WORK INSTRUCTION ::
Copy the data exactly, pictures aside.
----------
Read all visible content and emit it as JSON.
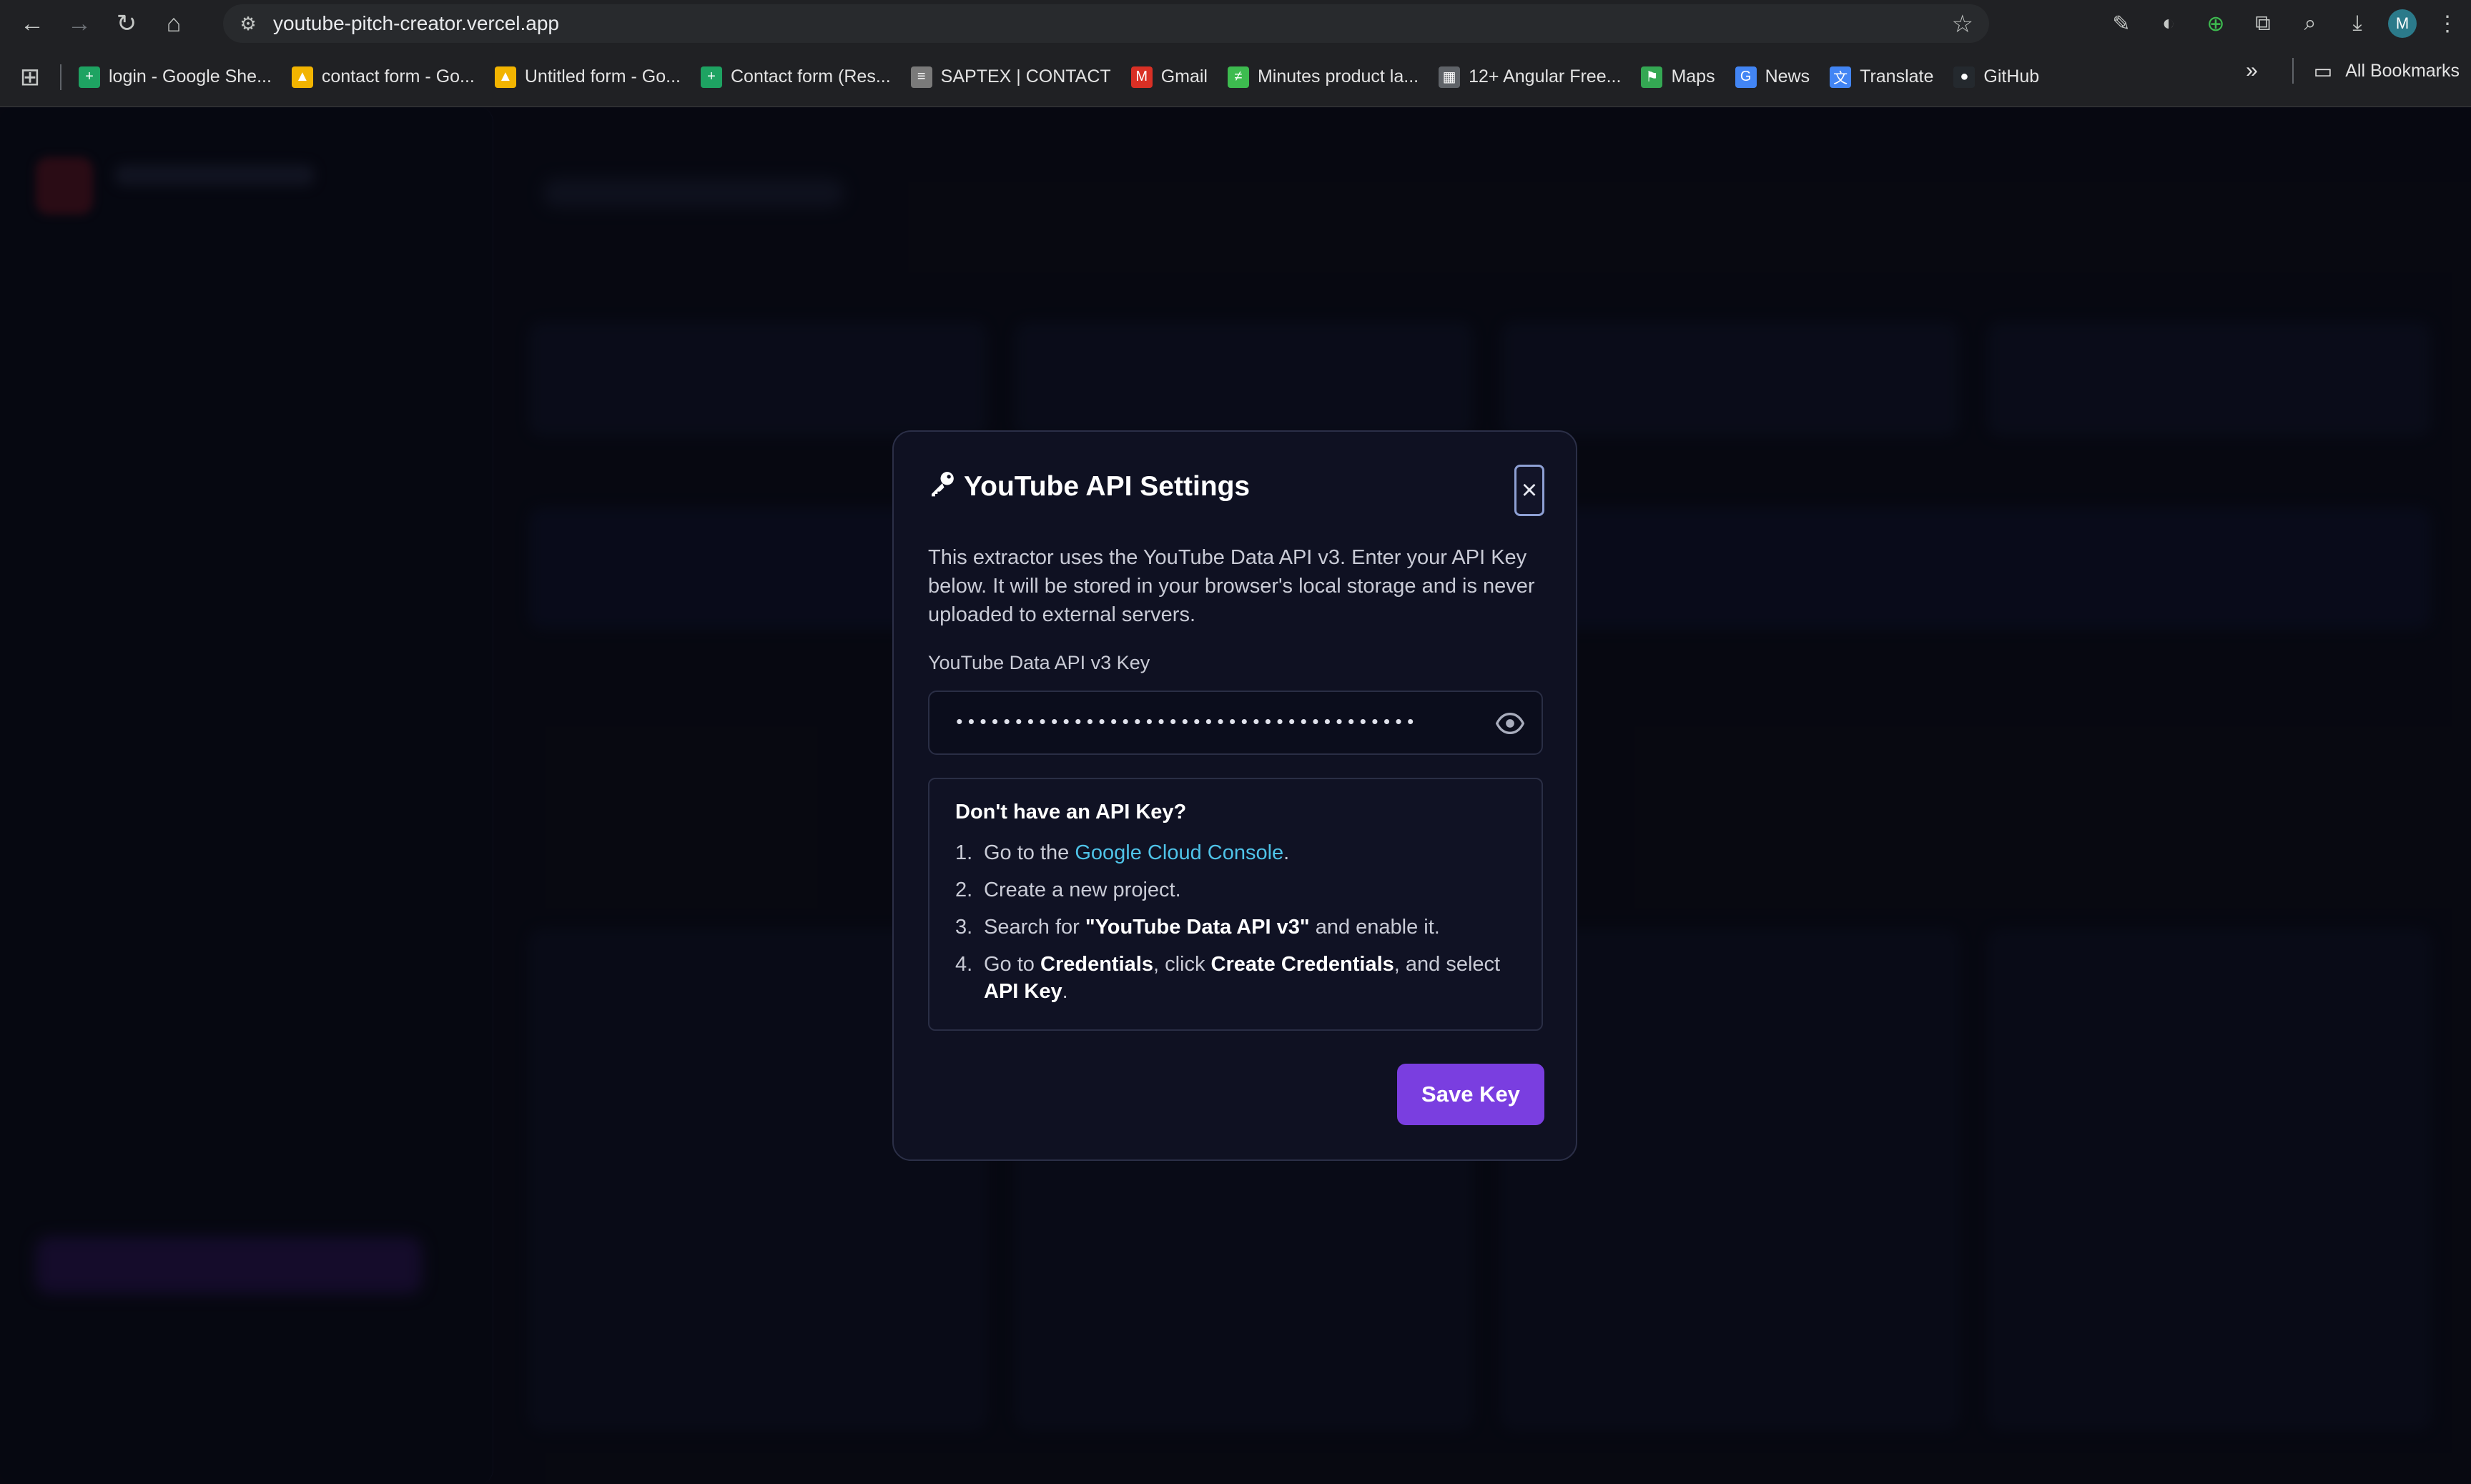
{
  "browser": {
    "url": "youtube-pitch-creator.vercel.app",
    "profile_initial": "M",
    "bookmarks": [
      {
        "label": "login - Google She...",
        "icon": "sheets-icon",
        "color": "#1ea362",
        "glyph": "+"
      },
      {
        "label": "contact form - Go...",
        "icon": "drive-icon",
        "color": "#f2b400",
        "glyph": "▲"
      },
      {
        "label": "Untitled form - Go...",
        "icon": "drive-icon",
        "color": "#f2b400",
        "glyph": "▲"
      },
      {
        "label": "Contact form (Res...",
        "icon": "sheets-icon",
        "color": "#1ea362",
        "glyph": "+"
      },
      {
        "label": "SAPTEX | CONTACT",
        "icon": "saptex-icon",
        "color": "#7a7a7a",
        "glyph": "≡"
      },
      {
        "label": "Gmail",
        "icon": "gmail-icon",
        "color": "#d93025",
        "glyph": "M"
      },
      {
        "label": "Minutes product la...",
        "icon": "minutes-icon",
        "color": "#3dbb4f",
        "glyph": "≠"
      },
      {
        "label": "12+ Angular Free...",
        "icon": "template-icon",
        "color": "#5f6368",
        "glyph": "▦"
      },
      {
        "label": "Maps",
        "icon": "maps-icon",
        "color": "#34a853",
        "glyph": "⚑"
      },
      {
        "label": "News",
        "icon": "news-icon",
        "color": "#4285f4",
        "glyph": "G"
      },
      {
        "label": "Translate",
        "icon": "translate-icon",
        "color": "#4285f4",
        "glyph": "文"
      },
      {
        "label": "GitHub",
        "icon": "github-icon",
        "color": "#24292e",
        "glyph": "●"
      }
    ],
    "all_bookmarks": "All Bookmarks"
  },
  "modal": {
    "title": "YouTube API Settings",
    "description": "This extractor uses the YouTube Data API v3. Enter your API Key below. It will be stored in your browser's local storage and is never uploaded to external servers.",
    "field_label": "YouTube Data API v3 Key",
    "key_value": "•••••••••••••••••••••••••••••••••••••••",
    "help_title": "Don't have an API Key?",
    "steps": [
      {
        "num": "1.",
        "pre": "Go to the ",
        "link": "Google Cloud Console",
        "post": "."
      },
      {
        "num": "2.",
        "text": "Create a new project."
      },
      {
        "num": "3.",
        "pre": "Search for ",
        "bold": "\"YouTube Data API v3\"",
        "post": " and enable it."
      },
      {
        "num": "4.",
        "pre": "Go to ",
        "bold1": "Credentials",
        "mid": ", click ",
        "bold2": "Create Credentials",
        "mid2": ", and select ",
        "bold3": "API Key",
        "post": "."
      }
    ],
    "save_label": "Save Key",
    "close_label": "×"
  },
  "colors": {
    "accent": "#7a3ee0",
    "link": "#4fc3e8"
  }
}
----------
REPLY TO THE TASK ::
Read all visible content and emit it as JSON.
{
  "browser": {
    "url": "youtube-pitch-creator.vercel.app",
    "profile_initial": "M",
    "bookmarks": [
      {
        "label": "login - Google She...",
        "icon": "sheets-icon",
        "color": "#1ea362",
        "glyph": "+"
      },
      {
        "label": "contact form - Go...",
        "icon": "drive-icon",
        "color": "#f2b400",
        "glyph": "▲"
      },
      {
        "label": "Untitled form - Go...",
        "icon": "drive-icon",
        "color": "#f2b400",
        "glyph": "▲"
      },
      {
        "label": "Contact form (Res...",
        "icon": "sheets-icon",
        "color": "#1ea362",
        "glyph": "+"
      },
      {
        "label": "SAPTEX | CONTACT",
        "icon": "saptex-icon",
        "color": "#7a7a7a",
        "glyph": "≡"
      },
      {
        "label": "Gmail",
        "icon": "gmail-icon",
        "color": "#d93025",
        "glyph": "M"
      },
      {
        "label": "Minutes product la...",
        "icon": "minutes-icon",
        "color": "#3dbb4f",
        "glyph": "≠"
      },
      {
        "label": "12+ Angular Free...",
        "icon": "template-icon",
        "color": "#5f6368",
        "glyph": "▦"
      },
      {
        "label": "Maps",
        "icon": "maps-icon",
        "color": "#34a853",
        "glyph": "⚑"
      },
      {
        "label": "News",
        "icon": "news-icon",
        "color": "#4285f4",
        "glyph": "G"
      },
      {
        "label": "Translate",
        "icon": "translate-icon",
        "color": "#4285f4",
        "glyph": "文"
      },
      {
        "label": "GitHub",
        "icon": "github-icon",
        "color": "#24292e",
        "glyph": "●"
      }
    ],
    "all_bookmarks": "All Bookmarks"
  },
  "modal": {
    "title": "YouTube API Settings",
    "description": "This extractor uses the YouTube Data API v3. Enter your API Key below. It will be stored in your browser's local storage and is never uploaded to external servers.",
    "field_label": "YouTube Data API v3 Key",
    "key_value": "•••••••••••••••••••••••••••••••••••••••",
    "help_title": "Don't have an API Key?",
    "steps": [
      {
        "num": "1.",
        "pre": "Go to the ",
        "link": "Google Cloud Console",
        "post": "."
      },
      {
        "num": "2.",
        "text": "Create a new project."
      },
      {
        "num": "3.",
        "pre": "Search for ",
        "bold": "\"YouTube Data API v3\"",
        "post": " and enable it."
      },
      {
        "num": "4.",
        "pre": "Go to ",
        "bold1": "Credentials",
        "mid": ", click ",
        "bold2": "Create Credentials",
        "mid2": ", and select ",
        "bold3": "API Key",
        "post": "."
      }
    ],
    "save_label": "Save Key",
    "close_label": "×"
  },
  "colors": {
    "accent": "#7a3ee0",
    "link": "#4fc3e8"
  }
}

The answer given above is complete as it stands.